        $new_permalink = str_replace( get_bloginfo(‘url’) , $hubdomain , get_permalink( get_the_ID() ));

        $content .= ‘

        Read more about this post


        return $content;


        add_filter( ‘the_content’ , ‘override_the_content’, 1 );

        Don’t forget to change $hubdomain to the domain name of your hub and keep the permalink structures between the hubs and spokes the same.

  • New Recruit

    I found this post because I’m looking for a solution for an association site we manage.

    Here’s the scenario for how we would use it.
    We have the association site where the original posts would be published and then pushed out to member companies that opted for the blogging service.

    I’m curious though with all the changes with Google will publishing content in this way be bad in terms of duplicate content?

    Is there anything built in the gives the original author site or domain the credit? Canonical links, Open Graph – publisher reference, etc.

    Obviously we don’t want to hurt the member sites if it is viewed as spam.


  • New Recruit

    Hi Chris

    Great article! It is helping me do a lot of what I want to, with much less effort. Thanks a bunch!

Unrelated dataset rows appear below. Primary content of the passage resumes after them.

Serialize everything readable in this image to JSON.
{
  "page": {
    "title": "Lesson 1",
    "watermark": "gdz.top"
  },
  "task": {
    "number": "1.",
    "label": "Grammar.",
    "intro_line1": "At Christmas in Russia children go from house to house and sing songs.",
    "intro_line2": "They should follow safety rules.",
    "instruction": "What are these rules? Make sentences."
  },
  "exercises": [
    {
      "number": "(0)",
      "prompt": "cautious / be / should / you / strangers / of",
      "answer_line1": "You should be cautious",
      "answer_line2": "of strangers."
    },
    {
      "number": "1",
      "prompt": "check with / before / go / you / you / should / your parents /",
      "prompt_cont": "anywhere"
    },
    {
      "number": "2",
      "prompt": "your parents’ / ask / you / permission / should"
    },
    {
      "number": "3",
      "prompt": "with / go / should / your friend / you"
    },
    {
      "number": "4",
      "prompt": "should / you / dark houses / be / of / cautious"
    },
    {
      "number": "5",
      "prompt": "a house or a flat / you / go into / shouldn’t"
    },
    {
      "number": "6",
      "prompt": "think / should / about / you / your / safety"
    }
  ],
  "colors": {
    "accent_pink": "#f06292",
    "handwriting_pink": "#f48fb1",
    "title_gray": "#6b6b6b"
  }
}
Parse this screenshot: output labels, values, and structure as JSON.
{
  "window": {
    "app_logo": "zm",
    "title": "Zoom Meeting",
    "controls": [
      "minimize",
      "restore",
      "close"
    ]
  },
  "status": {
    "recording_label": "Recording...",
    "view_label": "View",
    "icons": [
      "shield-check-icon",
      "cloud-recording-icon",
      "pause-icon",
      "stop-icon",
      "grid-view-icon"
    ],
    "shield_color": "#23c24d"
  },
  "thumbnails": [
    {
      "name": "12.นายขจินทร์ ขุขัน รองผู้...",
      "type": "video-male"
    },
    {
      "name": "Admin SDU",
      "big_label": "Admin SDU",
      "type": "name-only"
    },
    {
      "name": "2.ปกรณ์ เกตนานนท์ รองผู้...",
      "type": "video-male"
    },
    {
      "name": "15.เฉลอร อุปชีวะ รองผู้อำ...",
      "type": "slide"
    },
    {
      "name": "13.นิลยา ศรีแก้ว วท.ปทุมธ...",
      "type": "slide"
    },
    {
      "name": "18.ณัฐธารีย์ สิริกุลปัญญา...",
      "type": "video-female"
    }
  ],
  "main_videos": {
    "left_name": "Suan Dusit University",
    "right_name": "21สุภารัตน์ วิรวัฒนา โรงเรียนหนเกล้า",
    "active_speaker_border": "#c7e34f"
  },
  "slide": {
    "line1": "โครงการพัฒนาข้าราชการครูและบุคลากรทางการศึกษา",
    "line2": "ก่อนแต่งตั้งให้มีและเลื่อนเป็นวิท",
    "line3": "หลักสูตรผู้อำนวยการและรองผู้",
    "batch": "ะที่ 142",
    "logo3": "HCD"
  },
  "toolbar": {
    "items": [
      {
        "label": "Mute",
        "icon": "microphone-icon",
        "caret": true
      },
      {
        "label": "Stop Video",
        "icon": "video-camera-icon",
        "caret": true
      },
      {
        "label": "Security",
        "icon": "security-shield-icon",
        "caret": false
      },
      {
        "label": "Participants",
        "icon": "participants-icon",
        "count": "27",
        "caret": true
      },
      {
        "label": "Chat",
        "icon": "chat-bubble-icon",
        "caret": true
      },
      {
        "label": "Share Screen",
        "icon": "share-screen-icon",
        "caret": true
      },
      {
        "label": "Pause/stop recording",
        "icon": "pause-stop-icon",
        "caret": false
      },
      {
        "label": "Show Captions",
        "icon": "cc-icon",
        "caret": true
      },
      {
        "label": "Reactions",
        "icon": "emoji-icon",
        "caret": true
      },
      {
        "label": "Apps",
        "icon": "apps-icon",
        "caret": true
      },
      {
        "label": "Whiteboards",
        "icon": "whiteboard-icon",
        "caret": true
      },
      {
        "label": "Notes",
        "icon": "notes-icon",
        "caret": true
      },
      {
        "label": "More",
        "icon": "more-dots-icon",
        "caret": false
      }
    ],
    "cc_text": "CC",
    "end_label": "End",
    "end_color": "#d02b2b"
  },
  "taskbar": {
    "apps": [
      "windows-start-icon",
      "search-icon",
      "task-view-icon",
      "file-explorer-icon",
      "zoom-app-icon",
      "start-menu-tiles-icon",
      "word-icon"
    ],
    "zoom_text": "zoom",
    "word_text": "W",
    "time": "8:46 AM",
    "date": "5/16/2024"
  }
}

    Background – I am not a techie but manage to copy paste and apply a little bit here and there using online help.

    I tested the hub and spoke with a couple of spokes, and it works fine when I Save Draft + Publish. But am not able to schedule the posts. While writing the post in hub, if I schedule for, say, the next day, it gets scheduled for the hub but it is visible immediately on the spoke sites. Basically, i want to line up a few posts for different times of the week to show up later on all spokes simultaneously.

    Is this something that can be overcome?


    • It looks like the plugin will syndicate on any change of post status, so draft to future (scheduled) will kick it off.

      To stop this happening, you probably need to add a check to the syndicate_content function such as:

      if ( get_post_status( $post_ID ) == ‘future’ ) return;

      immediately after the following statement:

      $post_ID = $sites[‘post_ID’];

      I haven’t tested this though, so no guarantees!

  • New Recruit

    This would be the answer to all my prayers, but after hours of trying, I cannot seem to get That One Part right. Namely creating sites. I don’t see such option as “Sites option in the Admin Menu”, and I do get an “invalid taxonomy” error if I try to add a taxonomy from the new post -screen. I would create custom taxonomies, but there are no instructions on how to set them up so I’m a bit lost at this stage.

    I am trying to install this on WP multisite it that makes a difference, so there is that “My Sites” location in the admin bar, but nothing to do with site groups.

    Also, where do you get the Push Syndication key from to add to the Config.php, please?

    This would be so good if I could get it to work – would solve all my problems but… I’m lost. :(

Comments are closed.